When I began Cycle 2 of the clinical trial last week, blood and urine samples were collected to assess the efficacy of the treatment protocol after the first cycle. Most of these results have come in by now, and I have been able to access them online through the DFCI Patient Gateway. I haven't had a chance to discuss the results with my medical team, so I don't have an authoritative assessment as to what they mean, but I think they pretty much speak for themselves.
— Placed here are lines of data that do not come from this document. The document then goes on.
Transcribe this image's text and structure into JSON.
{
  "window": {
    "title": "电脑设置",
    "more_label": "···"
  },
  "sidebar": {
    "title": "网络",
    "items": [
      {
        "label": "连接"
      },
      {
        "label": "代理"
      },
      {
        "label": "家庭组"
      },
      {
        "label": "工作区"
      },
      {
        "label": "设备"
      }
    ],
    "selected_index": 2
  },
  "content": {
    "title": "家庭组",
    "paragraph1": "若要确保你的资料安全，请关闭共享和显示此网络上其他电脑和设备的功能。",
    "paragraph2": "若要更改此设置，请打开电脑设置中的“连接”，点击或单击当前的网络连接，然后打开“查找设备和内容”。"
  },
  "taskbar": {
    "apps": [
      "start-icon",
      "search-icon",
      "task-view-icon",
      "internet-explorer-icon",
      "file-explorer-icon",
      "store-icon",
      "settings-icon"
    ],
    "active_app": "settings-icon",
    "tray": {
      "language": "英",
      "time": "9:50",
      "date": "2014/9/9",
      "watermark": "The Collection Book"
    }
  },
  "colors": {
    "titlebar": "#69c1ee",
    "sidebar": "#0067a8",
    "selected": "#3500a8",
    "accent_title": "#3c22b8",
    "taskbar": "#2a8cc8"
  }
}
The number I was most anxious to check was the IgA level. This is the amount of malignant monoclonal protein cells in my blood. As of August 1 (beginning of my treatment), this level was 3180 mg/dL. The fact that it had exceeded the threshold of 3000 was one of the reasons I was diagnosed with MM rather than smoldering myeloma. Normal values for IgA range from 70-400 mg/dL. As of August 30, my IgA level was 659, a drop of nearly 80%! Needless to say, I was ecstatic.
Similarly, the total protein in my urine had dropped to 60 mg/24hrs from 392 on August 1, a drop of 85%. Normal levels are <102. That's got to be good, right?
All antibody protein molecules consist of both a heavy chain (usually IgA, IgM, or IgG), coupled with a light chain (either kappa or lambda). My MM is classified as IgA Kappa, which means I have an overproduction of the kappa light chains. One of the tests measures the Kappa/Lambda ratio, which normally ranges from 0.26 to 1.65. On Aug. 1, this ratio was 578.6! On Aug. 30, it was down to 26.6, a reduction of 95%. The excess of kappa chains also retards the normal production of the lambda chains. Normally, lambda free light chains are in the range of 5.7-26.3 mg/L. During the Cycle 1 treatment, my level went up from 0.98 to 2.03, still low, but certainly in the right direction.
The other two quantities I was interested in were beta-2 mcroglobulin (B2-M) and albumin levels. These two numbers form the basis for the International Staging System for Multiple Myeloma, which is used to predict estimated survival and treatment outcomes. The normal range for B2-M is 0-2.7 mg/dL, and for albumin, it is 3.7-5.4 g/dL. The clinical criteria for Stage I MM (the mildest stage) is B2-M < 3.5 mg/dL AND albumin >= 3.5 g/dL. As of July 20, my B2-M was 3.9 (gulp!), but was down to 3.3 on Aug. 1. Albumin was 3.5 on Aug. 1. As you can see, I was right on the hairy edge of Stage I vs. Stage II MM at that time. As of Aug. 30, B2-M had dropped to 1.9 and the albumin had increased to 3.8, both in the normal range. That's pretty good too, right?
I'm not in a position to draw too many medical conclusions from this data, but I don't think it takes a rocket scientist (or a hematologist oncologist) to conclude that these results look pretty damn good! Like I mean AWESOME!!! Needless to say, we are greatly relieved right now. I hope to get some clarification from my medical team about these results in the near future, but I thought I would share this raw data now.
I'm sure glad my initials are W.O.